Entries from a dataset of interfaces:

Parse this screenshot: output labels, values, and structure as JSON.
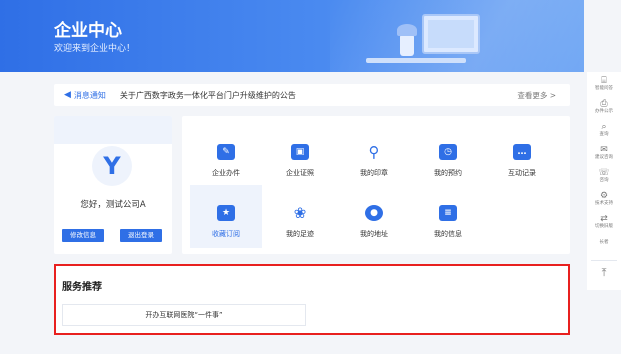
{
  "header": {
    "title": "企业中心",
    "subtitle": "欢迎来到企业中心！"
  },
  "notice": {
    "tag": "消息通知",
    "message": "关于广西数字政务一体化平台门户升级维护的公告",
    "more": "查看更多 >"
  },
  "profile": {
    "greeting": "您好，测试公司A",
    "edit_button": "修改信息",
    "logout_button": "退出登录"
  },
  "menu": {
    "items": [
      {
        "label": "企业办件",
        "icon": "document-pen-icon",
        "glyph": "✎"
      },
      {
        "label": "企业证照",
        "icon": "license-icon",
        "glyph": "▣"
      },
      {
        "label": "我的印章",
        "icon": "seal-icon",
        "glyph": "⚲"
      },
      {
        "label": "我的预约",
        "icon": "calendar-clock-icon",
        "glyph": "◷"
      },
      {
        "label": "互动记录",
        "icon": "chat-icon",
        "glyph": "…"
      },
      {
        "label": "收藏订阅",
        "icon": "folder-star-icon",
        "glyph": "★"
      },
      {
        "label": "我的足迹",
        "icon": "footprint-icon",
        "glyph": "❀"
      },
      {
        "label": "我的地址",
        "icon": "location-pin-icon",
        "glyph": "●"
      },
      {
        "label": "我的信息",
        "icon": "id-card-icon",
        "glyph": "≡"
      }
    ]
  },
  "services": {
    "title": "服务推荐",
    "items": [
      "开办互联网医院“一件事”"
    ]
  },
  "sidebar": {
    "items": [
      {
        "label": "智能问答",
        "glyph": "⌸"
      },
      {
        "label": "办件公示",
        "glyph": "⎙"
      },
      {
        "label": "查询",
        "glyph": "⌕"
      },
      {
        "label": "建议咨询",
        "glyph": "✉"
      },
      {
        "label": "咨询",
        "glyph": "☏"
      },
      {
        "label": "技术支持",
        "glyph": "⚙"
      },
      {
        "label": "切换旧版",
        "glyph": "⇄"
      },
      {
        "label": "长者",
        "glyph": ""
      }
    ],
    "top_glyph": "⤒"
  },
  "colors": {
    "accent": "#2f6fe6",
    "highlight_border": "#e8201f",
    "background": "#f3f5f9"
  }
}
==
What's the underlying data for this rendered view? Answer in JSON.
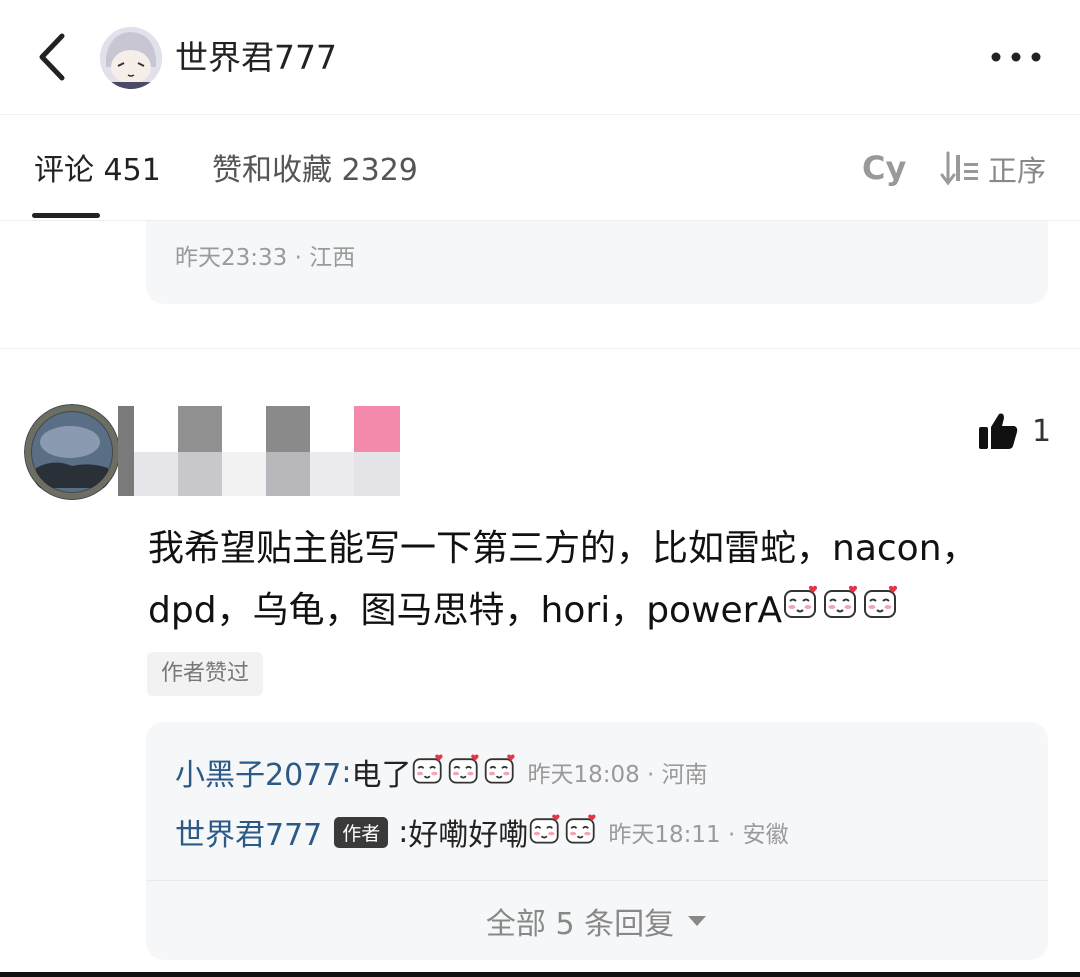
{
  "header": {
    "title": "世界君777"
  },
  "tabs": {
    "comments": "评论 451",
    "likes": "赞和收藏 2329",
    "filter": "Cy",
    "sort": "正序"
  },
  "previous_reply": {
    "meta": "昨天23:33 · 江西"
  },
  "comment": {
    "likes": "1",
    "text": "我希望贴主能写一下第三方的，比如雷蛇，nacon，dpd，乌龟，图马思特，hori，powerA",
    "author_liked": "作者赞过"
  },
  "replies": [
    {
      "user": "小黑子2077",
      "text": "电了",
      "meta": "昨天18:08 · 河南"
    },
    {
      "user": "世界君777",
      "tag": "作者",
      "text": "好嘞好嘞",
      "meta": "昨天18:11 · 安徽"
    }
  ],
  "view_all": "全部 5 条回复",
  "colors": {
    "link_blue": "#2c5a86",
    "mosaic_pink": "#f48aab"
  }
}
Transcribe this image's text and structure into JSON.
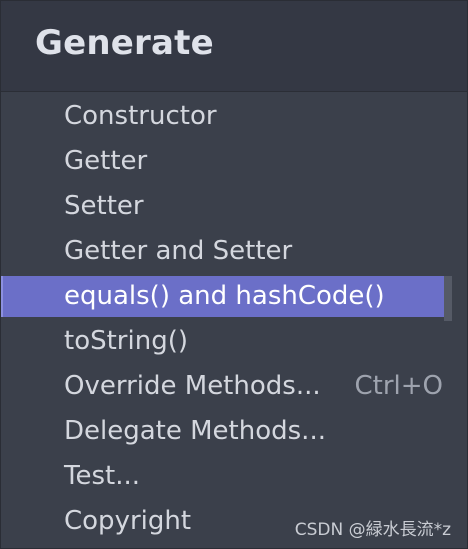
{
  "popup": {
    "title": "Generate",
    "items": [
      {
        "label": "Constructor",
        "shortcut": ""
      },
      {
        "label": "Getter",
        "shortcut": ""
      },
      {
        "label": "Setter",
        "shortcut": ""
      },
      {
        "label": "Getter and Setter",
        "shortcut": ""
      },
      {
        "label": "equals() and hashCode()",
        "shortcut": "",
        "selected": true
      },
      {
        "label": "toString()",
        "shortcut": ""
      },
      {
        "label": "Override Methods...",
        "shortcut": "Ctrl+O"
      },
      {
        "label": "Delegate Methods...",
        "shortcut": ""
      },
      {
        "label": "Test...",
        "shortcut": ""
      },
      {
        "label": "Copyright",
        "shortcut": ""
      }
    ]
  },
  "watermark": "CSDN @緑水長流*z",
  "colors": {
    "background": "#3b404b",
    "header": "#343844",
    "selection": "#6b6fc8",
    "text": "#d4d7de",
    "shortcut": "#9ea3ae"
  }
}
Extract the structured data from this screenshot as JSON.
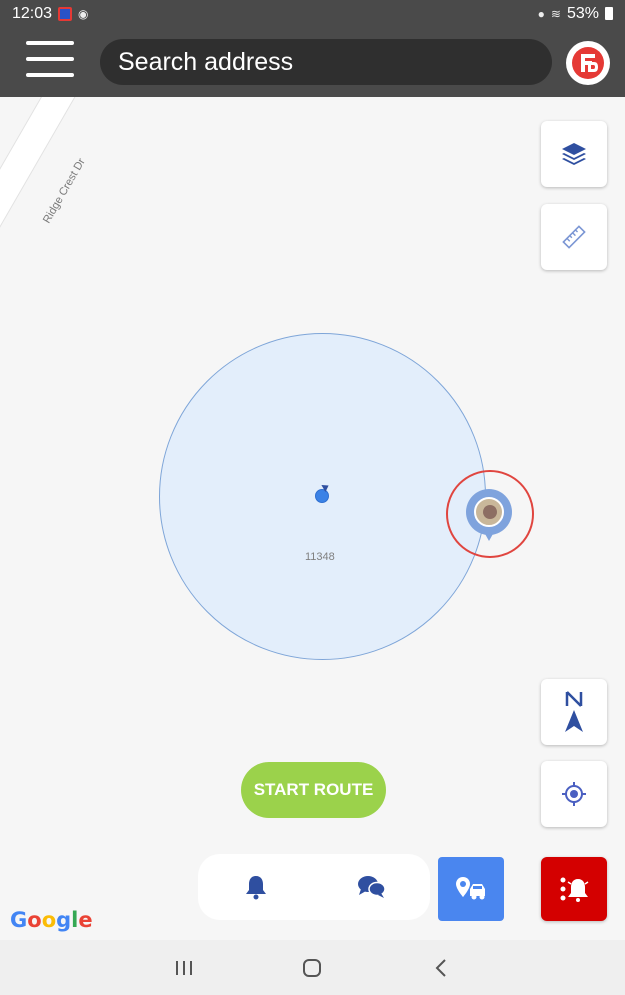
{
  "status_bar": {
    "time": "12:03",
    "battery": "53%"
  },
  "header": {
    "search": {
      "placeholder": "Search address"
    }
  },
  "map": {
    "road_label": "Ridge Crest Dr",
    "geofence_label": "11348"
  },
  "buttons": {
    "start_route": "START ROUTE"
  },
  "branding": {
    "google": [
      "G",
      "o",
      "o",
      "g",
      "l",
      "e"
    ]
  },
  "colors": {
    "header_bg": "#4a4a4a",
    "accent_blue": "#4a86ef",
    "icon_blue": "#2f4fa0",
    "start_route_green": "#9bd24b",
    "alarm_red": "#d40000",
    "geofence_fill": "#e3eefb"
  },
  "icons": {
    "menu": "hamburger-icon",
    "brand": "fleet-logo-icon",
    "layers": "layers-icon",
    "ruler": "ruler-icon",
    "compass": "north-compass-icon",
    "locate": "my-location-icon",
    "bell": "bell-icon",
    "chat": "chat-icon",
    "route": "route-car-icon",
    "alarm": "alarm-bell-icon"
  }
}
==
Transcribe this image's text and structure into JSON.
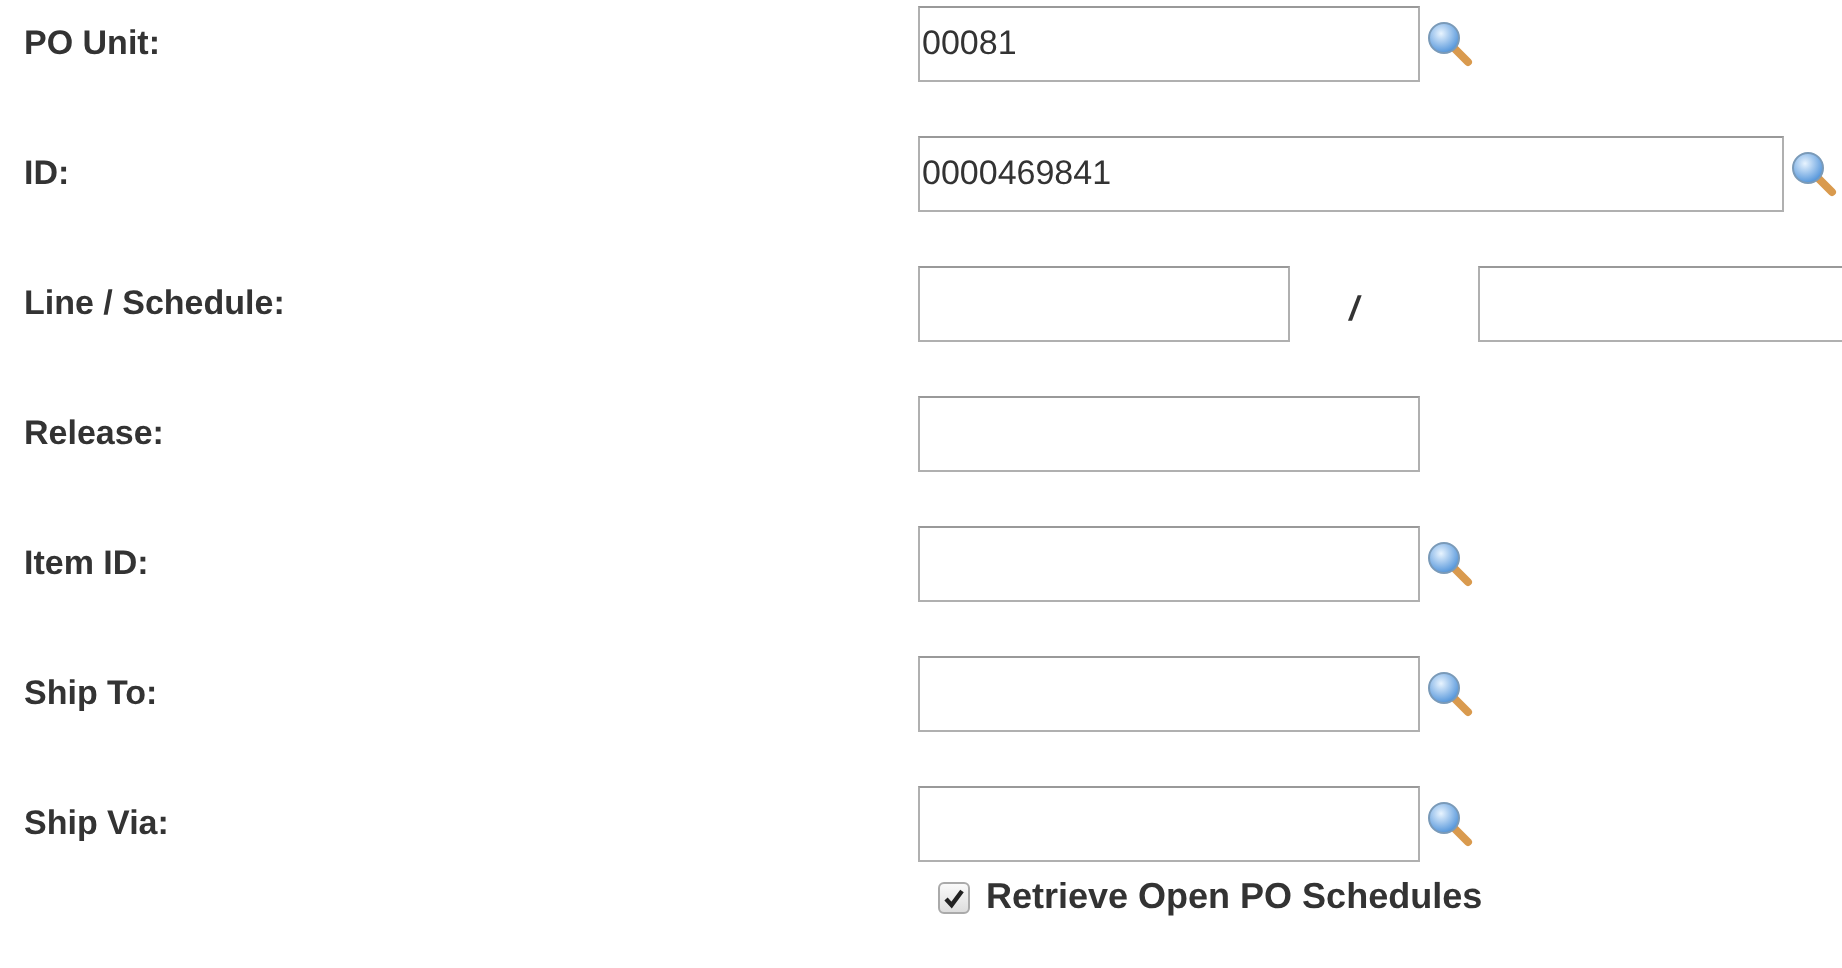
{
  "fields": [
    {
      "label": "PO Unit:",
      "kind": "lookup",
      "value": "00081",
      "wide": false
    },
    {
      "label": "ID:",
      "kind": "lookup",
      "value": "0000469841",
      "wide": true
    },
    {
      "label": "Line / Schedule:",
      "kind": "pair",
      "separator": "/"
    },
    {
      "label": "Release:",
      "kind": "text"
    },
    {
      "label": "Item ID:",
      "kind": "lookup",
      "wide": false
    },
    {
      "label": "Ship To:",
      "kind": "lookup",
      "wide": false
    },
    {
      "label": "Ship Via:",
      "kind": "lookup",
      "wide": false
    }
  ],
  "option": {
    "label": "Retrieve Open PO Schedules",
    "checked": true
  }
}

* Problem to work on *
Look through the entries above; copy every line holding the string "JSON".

* Exercise response *
Parse this screenshot: output labels, values, and structure as JSON.
What's the underlying data for this rendered view? Answer in JSON.
Transcribe this image's text and structure into JSON.
Extract the structured data from this screenshot as JSON.
Transcribe this image's text and structure into JSON.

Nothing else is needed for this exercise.